Task prompt:
Tally the lines below containing the word "color" and give that total alone.

(Page and application data records)

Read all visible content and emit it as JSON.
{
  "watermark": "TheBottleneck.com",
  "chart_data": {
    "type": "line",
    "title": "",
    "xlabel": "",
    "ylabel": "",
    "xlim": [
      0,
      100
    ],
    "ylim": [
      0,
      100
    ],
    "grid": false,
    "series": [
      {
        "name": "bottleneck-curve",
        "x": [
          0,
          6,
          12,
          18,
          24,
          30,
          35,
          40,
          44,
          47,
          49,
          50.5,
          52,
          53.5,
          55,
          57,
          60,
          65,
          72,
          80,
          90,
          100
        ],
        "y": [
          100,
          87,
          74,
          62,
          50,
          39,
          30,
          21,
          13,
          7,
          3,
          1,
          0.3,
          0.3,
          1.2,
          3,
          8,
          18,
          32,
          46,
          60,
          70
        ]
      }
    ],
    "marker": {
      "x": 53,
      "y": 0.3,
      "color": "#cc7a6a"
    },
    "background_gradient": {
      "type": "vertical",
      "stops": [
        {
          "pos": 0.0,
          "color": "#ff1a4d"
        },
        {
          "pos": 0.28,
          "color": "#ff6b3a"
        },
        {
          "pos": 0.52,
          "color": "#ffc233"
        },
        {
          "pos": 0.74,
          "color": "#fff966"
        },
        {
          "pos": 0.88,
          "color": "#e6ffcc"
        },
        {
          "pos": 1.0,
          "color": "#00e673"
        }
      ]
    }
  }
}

Response to this exercise:
7